This article shows that corruption in socialist Yugoslavia was a specific phenomenon when compared to the inter-war period or to post-socialism. In contrast to liberalism, communist ideology did not support an understanding of corruption as a problem of its own but tended to see political and material “deviations” as originating from the same root – i.e. from a lack of political morale. The League of Communists failed to live up to its role as an educator of society, since it was trapped between declarative moral rigorism and the fact that material need and greed could be satisfied best by becoming a party member. Corruption practices often did not involve bribes but still fit into Transparency International’s broad definition of corruption as the “the abuse of entrusted power for private gain”, in particular for obtaining rare goods such as apartments, jobs or raw materials. While the anticorruption discourse in socialist Yugoslavia was often linked to anti-bureaucratic, anti-elitist and sometimes to dogmatic communist stances, liberal remedies such as transparent and regular procedures were also discussed and applied, though less frequently. The article is based on archival sources from the League of Communists and other Yugoslav institutions. Since the research was centered on Serbia, the majority of concrete examples come from this republic.
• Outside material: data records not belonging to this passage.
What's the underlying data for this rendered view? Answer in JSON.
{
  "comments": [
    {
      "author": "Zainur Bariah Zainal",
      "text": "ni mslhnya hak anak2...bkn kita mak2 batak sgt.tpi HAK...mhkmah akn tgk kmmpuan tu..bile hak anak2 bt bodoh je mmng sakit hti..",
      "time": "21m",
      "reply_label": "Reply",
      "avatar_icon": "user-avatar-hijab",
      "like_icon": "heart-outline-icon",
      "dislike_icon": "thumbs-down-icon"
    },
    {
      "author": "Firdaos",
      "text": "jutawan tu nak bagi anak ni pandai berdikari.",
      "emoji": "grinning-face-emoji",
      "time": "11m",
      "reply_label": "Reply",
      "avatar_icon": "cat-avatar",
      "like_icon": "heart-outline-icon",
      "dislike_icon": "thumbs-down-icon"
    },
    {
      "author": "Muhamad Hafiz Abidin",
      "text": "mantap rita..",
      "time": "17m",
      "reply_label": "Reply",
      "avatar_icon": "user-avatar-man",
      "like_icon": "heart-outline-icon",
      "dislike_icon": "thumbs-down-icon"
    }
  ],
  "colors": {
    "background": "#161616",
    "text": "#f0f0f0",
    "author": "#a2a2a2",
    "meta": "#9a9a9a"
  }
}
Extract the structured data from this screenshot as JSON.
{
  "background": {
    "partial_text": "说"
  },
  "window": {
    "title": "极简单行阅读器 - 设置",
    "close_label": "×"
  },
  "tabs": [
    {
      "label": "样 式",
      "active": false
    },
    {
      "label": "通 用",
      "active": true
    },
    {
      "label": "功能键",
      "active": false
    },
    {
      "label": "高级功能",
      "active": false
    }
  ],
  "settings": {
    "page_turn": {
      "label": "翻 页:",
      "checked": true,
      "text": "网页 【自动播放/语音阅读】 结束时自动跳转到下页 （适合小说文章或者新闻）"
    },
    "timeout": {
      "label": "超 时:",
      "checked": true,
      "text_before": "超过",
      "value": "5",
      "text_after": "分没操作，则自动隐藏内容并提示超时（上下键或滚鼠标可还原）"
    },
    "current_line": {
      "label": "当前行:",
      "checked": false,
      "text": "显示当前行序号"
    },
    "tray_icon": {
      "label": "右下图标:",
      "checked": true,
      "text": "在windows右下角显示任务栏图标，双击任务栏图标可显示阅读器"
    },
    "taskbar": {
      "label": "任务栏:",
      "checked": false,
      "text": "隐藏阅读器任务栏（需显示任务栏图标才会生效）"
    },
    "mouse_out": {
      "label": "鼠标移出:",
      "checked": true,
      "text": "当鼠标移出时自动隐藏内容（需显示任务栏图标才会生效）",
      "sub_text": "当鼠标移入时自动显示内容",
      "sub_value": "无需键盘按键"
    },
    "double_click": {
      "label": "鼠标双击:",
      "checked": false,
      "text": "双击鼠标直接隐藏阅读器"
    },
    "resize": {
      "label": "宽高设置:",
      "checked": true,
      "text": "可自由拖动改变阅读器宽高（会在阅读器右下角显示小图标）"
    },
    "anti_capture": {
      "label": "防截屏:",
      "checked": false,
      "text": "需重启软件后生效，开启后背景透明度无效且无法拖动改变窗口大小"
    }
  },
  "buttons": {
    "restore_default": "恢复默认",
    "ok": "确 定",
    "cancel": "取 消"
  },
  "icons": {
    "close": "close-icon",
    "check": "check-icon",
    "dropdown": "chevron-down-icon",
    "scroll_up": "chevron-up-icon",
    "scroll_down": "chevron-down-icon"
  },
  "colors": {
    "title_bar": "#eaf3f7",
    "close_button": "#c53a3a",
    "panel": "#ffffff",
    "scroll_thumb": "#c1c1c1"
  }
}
Persistent Identifier (PID): http://nbn-resolving.de/urn:nbn:de:0168-ssoar-430279